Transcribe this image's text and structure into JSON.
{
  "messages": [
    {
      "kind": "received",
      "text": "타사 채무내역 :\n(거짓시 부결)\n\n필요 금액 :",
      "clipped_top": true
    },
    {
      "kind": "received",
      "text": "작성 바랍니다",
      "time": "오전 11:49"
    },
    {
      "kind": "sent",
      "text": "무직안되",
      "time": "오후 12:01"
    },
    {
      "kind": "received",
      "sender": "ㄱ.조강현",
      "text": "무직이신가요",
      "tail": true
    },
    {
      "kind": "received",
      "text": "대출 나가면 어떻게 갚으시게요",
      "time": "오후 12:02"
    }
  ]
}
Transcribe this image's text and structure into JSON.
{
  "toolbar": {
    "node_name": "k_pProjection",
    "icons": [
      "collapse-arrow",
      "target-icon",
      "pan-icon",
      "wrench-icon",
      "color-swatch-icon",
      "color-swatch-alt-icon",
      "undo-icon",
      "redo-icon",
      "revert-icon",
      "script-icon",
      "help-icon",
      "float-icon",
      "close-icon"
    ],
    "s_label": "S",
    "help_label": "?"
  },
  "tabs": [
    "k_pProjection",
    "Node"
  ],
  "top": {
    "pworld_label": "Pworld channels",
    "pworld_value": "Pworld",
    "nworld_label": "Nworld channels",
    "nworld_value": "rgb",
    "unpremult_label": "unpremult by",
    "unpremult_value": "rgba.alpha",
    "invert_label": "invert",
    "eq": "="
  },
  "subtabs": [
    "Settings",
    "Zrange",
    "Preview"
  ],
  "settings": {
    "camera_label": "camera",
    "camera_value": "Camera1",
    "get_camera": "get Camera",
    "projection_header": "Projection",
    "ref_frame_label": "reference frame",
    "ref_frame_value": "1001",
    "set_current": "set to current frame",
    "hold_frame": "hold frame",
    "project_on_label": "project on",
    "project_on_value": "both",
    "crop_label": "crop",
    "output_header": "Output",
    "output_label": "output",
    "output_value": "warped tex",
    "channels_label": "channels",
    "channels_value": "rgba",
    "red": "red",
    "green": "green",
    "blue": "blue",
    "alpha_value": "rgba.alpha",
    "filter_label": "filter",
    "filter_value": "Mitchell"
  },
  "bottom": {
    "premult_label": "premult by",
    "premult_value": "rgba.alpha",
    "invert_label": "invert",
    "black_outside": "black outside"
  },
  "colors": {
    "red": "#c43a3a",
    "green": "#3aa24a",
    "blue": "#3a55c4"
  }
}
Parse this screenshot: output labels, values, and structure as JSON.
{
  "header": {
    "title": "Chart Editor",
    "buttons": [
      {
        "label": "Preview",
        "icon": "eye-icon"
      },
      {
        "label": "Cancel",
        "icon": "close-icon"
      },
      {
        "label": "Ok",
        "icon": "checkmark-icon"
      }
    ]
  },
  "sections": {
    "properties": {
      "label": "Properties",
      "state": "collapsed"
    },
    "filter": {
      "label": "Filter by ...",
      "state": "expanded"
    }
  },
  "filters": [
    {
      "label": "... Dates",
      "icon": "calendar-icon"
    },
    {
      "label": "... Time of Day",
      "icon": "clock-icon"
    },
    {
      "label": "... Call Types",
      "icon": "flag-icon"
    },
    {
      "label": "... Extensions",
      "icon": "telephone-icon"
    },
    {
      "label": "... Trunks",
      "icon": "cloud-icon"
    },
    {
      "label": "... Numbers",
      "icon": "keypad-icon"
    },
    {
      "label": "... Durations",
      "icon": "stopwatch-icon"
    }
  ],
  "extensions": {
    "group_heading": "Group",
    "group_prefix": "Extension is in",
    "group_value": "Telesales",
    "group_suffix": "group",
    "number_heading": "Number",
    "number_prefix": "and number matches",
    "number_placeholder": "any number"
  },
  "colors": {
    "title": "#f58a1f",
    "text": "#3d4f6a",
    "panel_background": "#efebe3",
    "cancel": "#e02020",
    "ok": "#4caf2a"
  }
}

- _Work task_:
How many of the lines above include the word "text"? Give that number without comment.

- _Problem solution_:
8